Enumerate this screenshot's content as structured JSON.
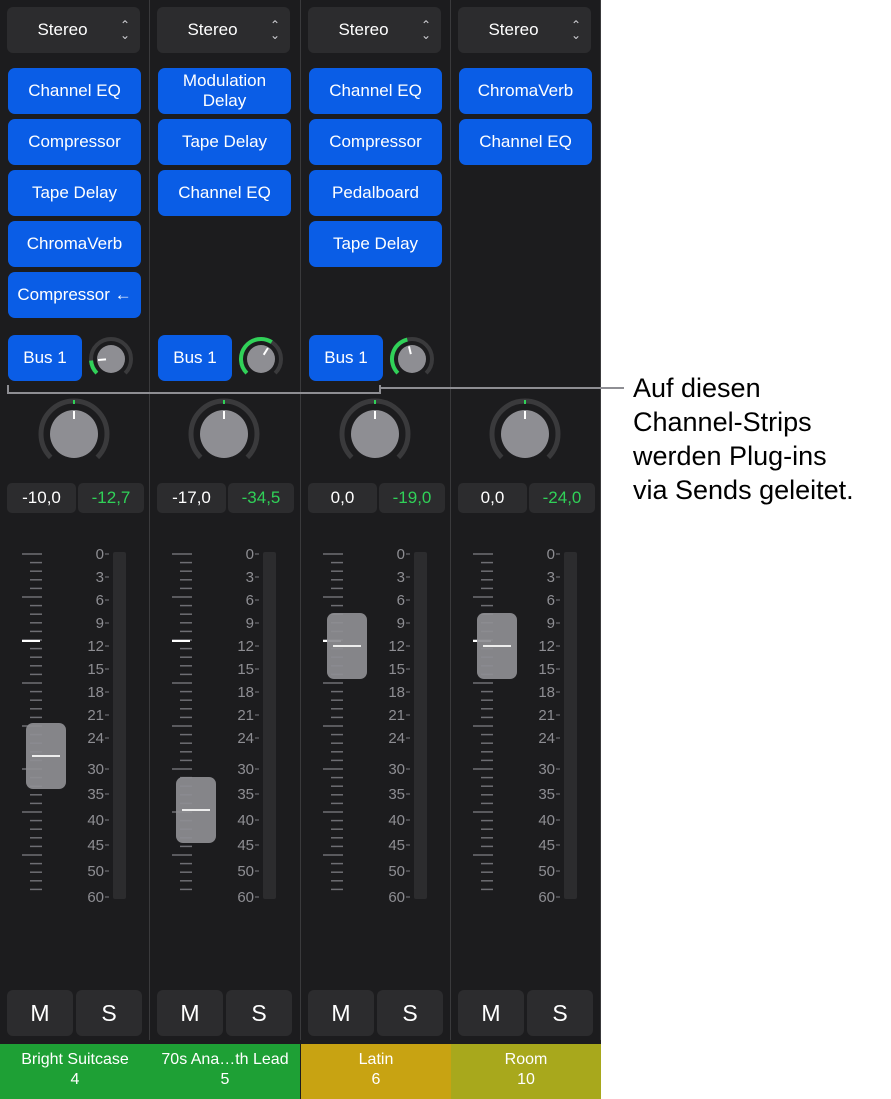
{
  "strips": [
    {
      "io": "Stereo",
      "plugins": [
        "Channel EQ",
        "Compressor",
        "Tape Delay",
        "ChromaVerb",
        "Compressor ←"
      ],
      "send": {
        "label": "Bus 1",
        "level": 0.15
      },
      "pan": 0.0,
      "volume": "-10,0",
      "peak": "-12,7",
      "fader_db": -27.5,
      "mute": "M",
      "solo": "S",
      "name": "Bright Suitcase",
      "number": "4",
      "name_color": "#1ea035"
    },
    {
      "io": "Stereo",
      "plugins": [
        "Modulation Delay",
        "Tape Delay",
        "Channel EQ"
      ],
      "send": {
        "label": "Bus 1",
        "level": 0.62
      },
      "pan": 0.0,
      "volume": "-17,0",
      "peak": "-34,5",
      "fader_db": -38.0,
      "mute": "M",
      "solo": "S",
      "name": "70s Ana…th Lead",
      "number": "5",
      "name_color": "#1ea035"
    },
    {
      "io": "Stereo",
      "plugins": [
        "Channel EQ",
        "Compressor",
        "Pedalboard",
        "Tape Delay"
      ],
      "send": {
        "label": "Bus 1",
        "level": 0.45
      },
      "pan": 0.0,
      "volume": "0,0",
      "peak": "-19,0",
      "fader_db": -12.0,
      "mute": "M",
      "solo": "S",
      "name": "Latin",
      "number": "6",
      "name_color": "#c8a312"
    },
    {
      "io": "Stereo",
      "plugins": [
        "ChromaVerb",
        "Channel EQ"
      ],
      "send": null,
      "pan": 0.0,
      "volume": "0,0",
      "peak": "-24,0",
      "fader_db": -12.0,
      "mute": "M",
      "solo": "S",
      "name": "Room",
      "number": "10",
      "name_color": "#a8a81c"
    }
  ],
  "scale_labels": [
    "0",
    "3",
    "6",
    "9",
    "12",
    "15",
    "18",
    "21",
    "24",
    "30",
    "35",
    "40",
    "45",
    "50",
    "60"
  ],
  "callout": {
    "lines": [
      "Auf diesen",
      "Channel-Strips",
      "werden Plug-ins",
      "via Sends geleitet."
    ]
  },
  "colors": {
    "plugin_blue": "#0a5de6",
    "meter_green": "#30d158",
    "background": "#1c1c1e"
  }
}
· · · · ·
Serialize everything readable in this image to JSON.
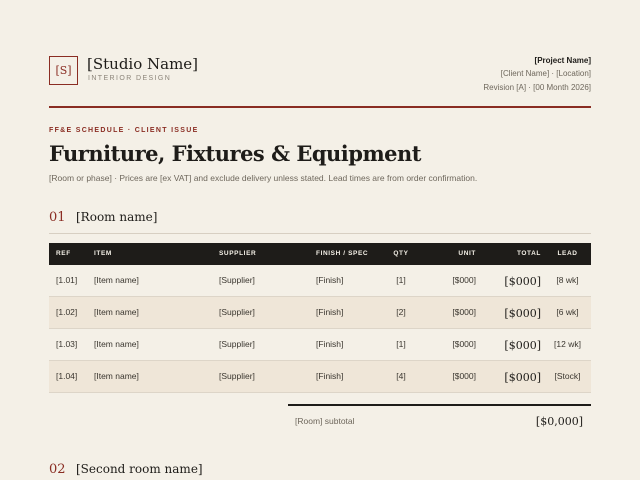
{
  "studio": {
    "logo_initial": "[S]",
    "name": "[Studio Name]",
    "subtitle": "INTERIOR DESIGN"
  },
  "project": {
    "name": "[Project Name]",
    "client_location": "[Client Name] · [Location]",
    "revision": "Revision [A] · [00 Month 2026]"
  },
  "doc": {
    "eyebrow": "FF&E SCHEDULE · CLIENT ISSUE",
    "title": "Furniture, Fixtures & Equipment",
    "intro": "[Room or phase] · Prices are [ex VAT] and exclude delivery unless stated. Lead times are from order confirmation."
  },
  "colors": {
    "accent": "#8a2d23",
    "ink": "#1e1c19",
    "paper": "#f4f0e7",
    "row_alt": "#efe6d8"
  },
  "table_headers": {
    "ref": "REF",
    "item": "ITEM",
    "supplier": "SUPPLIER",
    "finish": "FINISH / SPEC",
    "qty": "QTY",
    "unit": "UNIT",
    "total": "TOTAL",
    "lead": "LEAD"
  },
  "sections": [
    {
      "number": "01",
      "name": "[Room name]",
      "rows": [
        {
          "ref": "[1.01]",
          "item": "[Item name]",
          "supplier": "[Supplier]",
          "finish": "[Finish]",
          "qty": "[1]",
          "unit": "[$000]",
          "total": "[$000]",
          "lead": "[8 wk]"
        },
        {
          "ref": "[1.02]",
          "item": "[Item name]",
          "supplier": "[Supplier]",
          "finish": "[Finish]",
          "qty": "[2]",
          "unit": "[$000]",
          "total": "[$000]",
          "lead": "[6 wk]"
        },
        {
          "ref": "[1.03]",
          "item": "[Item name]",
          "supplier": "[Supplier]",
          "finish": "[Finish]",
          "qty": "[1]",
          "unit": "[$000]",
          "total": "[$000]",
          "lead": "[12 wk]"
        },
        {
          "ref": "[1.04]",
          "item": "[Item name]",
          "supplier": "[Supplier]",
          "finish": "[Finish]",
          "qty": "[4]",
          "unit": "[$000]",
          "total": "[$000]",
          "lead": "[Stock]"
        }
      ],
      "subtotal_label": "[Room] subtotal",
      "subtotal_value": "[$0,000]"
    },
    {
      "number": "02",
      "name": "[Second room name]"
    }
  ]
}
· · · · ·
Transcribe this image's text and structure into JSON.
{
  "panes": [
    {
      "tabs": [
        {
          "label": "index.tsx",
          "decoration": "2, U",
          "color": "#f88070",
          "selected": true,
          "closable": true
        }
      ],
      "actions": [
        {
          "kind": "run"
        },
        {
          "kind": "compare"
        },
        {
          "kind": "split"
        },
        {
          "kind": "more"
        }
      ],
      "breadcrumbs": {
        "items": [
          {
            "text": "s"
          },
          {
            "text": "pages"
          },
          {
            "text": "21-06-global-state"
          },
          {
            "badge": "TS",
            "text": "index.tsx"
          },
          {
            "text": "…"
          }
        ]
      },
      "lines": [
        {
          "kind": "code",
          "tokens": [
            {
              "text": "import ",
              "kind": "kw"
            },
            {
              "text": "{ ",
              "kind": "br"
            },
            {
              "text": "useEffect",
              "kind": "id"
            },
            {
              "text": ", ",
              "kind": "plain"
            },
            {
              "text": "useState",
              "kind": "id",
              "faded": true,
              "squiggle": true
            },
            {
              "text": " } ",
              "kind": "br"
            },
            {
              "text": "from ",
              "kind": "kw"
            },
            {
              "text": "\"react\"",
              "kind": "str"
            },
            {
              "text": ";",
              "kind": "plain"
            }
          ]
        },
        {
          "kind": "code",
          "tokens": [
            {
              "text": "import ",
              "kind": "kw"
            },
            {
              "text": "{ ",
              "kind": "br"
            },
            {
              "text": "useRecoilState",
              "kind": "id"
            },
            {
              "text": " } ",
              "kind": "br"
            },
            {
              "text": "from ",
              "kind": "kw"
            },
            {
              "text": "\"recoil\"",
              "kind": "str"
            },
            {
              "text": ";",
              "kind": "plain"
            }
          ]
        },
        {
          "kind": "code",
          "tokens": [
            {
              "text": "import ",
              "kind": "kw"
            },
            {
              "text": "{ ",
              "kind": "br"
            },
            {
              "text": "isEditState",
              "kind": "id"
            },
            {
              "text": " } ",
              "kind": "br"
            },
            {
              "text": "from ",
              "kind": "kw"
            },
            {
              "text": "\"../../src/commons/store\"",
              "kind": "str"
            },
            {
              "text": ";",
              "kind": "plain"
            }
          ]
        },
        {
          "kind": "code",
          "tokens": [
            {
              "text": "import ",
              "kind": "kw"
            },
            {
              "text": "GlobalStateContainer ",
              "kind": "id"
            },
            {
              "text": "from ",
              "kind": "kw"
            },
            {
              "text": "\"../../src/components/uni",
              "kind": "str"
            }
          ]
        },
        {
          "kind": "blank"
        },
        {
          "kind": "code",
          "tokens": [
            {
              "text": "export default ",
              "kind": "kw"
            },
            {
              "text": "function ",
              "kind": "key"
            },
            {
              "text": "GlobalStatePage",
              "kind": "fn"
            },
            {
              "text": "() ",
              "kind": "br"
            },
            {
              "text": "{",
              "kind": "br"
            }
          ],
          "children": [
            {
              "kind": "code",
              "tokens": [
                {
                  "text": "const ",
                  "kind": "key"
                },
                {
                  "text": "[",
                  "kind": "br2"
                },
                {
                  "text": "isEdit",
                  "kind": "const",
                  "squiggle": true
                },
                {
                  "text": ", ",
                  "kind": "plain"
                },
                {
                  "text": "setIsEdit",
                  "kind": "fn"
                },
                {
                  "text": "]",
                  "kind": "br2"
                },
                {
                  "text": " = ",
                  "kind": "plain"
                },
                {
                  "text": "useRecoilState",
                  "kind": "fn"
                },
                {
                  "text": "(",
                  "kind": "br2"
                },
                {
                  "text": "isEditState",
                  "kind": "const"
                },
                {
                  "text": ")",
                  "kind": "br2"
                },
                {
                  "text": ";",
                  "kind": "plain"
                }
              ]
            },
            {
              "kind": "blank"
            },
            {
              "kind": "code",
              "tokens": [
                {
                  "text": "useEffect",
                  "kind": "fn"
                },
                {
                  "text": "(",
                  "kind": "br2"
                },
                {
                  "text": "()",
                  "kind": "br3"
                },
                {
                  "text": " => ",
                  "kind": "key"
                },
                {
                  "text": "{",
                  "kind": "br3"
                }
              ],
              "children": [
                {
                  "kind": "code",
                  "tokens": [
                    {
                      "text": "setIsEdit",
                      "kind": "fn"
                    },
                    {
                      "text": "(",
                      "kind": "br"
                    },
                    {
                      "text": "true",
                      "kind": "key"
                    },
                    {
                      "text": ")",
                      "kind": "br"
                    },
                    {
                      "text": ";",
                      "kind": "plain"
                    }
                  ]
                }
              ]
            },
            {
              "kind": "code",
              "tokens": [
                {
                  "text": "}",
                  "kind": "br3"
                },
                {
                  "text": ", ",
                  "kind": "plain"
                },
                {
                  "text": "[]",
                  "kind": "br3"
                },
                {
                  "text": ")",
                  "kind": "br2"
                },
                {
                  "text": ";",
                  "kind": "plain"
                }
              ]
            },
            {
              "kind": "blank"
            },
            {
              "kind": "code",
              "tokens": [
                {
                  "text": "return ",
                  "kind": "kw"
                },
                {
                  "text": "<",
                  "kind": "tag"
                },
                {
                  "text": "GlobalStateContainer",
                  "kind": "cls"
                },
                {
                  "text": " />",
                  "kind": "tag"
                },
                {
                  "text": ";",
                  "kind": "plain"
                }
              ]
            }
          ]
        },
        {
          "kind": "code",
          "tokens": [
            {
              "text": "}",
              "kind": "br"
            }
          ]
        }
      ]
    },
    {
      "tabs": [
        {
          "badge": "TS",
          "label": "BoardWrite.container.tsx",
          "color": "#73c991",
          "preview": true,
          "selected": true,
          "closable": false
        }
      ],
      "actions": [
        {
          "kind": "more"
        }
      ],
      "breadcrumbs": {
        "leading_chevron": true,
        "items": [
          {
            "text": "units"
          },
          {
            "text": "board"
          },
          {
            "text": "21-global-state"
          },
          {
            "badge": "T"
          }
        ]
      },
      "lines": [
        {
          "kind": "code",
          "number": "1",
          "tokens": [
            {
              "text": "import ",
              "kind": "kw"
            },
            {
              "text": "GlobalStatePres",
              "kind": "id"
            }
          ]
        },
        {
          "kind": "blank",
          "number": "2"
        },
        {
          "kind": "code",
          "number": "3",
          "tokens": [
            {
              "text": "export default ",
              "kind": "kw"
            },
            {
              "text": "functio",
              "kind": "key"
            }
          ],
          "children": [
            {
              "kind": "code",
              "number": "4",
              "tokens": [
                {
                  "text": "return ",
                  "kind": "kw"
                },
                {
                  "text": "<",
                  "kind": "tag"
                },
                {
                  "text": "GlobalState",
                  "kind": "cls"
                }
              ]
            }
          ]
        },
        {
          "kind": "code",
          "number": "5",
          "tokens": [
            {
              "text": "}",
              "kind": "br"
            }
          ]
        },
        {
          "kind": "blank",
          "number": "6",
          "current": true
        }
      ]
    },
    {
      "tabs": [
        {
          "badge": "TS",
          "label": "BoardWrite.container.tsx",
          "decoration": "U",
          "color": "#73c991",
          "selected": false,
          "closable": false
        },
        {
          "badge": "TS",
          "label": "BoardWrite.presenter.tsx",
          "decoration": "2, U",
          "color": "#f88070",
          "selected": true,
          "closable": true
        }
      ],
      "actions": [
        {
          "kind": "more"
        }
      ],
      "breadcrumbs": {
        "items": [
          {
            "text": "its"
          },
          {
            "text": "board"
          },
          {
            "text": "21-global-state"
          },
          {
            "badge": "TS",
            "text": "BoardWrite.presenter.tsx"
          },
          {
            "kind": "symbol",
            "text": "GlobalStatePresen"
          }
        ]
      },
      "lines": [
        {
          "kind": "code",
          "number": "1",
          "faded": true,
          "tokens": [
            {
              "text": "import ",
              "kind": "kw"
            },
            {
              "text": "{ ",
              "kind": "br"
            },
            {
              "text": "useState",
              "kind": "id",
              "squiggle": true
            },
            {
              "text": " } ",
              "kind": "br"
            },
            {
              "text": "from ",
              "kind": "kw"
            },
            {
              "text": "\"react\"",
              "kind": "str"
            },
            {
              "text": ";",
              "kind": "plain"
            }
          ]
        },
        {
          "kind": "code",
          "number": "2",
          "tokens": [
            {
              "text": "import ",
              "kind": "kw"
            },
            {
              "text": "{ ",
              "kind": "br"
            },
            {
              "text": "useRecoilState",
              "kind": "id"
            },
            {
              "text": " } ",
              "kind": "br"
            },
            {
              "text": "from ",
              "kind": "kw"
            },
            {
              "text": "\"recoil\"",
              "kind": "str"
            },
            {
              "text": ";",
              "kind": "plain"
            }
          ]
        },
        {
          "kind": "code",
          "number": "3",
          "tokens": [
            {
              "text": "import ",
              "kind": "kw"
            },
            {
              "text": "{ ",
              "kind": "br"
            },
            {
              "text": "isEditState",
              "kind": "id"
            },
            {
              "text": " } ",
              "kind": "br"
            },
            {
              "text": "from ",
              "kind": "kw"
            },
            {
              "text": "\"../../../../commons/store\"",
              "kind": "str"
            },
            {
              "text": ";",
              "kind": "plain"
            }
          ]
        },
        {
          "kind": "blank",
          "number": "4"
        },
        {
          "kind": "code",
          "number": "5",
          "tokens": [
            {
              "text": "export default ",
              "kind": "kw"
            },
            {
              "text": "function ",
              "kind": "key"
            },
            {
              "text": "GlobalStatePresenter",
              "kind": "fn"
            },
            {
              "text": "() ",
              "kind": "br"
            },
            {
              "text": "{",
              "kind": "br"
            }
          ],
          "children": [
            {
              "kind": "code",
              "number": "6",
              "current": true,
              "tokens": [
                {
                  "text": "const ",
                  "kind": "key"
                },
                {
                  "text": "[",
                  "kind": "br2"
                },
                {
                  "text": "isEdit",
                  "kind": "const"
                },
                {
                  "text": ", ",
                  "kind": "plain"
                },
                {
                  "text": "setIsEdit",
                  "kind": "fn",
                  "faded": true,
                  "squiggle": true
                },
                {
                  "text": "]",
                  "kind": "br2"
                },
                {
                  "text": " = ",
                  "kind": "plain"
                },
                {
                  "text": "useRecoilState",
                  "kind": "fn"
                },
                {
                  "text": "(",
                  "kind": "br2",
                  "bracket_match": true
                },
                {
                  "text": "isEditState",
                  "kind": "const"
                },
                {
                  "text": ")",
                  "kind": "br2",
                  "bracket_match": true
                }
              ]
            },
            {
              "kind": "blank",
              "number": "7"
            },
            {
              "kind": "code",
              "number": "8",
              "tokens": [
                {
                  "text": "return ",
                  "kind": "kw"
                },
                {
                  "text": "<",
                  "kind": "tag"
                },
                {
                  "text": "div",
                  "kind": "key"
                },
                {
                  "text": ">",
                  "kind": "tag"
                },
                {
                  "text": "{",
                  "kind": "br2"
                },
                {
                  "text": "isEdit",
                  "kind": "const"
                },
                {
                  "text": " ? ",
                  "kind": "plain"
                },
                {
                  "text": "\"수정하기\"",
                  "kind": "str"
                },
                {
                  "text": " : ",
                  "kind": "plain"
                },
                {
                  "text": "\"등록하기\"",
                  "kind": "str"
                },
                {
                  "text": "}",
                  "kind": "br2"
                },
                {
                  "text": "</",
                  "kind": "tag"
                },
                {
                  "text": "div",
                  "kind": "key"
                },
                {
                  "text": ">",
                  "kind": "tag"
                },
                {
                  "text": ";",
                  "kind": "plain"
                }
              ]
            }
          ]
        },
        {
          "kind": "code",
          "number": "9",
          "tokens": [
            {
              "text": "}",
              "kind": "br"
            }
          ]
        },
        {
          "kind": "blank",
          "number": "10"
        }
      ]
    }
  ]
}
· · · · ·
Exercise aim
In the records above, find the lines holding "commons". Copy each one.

Finished exercise
              "text": "\"../../src/commons/store\"",
              "text": "\"../../../../commons/store\"",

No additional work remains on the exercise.